Individual Therapy. Individual therapy for the higher functioning resident is very much like the psychotherapy conducted in other settings. One important difference: we favor brief individual sessions (20-25 minutes), rather than the long therapy hour used in private practice. We feel we can accomplish more and have a greater impact -- especially with residents with short attention spans -- in brief sessions held twice weekly than in a longer session held only once a week.
Group Therapy. Group therapy is indicated primarily to decrease isolation and enhance a sense of peer support. Sessions are for approximately one hour, with anywhere from six to ten members in each group. Duration of treatment is affected by a number of factors, the most important being medical necessity.
Behavior Management. Full-scale behavior management programs focus on short-term interventions to decrease negative behaviors (ie, violence) or increase positive behaviors (ie, routine dining habits), while preventing other medical problems.
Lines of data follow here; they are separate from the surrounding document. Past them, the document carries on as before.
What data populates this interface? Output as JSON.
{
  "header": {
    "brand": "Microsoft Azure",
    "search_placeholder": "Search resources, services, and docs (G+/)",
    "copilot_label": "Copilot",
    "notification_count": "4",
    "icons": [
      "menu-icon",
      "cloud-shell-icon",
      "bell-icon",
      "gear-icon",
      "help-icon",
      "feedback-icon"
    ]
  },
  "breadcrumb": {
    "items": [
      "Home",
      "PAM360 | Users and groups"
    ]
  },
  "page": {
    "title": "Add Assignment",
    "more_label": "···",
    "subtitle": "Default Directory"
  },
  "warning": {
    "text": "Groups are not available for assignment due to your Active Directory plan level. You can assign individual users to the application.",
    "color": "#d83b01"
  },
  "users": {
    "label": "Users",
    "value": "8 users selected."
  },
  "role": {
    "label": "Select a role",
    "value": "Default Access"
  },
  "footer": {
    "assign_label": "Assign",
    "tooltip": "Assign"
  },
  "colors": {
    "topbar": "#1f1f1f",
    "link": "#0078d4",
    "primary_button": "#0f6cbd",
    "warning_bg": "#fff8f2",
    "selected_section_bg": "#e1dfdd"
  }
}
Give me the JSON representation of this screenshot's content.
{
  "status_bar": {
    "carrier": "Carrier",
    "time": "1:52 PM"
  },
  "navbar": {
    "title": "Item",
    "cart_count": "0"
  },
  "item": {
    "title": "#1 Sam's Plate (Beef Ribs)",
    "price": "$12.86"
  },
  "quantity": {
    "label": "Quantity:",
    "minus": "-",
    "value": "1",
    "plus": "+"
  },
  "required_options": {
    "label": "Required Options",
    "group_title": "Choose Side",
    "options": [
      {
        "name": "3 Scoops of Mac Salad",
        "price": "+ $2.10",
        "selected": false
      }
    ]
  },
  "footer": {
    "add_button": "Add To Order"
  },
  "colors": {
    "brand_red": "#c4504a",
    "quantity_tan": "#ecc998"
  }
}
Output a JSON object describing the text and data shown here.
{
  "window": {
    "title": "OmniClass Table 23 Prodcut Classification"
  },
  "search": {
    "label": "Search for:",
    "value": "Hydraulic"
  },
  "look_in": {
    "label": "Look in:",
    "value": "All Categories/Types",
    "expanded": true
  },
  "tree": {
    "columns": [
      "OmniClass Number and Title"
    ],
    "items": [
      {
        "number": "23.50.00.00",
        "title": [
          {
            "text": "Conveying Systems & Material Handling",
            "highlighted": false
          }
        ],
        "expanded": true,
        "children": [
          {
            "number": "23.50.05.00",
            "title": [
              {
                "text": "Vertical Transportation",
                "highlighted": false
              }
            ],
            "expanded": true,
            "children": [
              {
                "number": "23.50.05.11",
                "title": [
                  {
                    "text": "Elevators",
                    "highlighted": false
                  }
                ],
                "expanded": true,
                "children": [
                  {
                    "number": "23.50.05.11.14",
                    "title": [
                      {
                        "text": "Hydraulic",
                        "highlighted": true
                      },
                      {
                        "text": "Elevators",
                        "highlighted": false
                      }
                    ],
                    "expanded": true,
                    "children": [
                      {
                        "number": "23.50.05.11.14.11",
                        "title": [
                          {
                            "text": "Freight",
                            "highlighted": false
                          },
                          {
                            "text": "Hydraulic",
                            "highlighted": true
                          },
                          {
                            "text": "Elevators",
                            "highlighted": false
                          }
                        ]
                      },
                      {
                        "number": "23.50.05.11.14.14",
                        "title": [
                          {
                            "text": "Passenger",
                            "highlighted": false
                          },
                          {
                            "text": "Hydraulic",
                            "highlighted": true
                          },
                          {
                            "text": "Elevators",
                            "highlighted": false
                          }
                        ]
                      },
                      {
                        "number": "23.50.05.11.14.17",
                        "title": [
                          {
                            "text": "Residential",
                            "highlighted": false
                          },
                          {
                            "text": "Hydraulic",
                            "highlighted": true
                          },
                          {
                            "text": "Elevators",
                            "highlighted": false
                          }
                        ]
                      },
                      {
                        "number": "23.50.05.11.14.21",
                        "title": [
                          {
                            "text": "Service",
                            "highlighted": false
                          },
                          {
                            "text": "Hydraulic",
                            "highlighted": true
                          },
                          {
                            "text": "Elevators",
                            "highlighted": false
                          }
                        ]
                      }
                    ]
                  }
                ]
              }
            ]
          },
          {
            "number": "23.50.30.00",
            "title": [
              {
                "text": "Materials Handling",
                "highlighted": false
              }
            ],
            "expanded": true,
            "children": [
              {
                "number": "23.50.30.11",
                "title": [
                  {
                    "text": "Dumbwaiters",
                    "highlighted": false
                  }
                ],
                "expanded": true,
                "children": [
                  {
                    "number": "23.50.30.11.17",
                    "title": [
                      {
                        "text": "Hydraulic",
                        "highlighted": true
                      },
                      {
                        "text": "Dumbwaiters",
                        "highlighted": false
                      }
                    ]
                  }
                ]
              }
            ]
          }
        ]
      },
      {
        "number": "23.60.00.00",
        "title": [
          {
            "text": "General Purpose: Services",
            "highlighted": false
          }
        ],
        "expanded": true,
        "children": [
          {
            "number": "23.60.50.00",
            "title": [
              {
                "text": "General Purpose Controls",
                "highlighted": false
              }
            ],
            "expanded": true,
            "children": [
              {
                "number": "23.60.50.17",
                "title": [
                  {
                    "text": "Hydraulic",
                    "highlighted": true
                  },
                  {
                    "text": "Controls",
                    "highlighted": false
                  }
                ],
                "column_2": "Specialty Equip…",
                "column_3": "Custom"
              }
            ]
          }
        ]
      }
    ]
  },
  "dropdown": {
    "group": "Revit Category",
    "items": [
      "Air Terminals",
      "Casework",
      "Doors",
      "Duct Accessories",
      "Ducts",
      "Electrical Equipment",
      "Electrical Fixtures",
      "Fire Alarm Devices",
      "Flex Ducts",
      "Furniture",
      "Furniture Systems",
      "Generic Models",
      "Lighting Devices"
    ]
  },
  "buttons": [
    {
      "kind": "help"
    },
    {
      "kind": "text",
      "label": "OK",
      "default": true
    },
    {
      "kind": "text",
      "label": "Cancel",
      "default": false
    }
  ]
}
Wellness Senior Services has designed a number of specialized behavior management programs, including one to improve eating habits in dementia residents who are losing weight and the Dementia Quieting Program, in which tools such as behavioral cues and specially designed relaxation tapes are used to reduce agitation. In some cases, this program has resulted in a reduction in the dosage of psychotropic drugs.
The duration of these behavioral interventions is based on a series of guidelines and parameters recently developed by Wellness Senior Services. Those guidelines suggest, for example, that if one intervention fails to produce the desired change in a specific behavior after several weeks (usually about 30 to 45 days), another intervention must be attempted.
In all the behavior programs offered, our intent is to train the facility staff -- primarily the CNAs -- to utilize the approaches we employ once they've been implemented and deemed effective.
Rehabilitation Support Program. Designed specifically for the short-term rehabilitation patient, this six-session group program focuses on issues that may affect patients' progress during the rehabilitation process: motivation to change, adjustment, depression, pain management, etc. When scheduling conflicts make group sessions impractical, the same issues are dealt with during one-on-one sessions.
|Printer friendly Cite/link Email Feedback|
|Author:||Mosher-Ashley, Pearl M.|
|Date:||Jan 1, 1996|
|Previous Article:||"OBRA is dying of its own weight...".|
|Next Article:||Time for a tune-up?|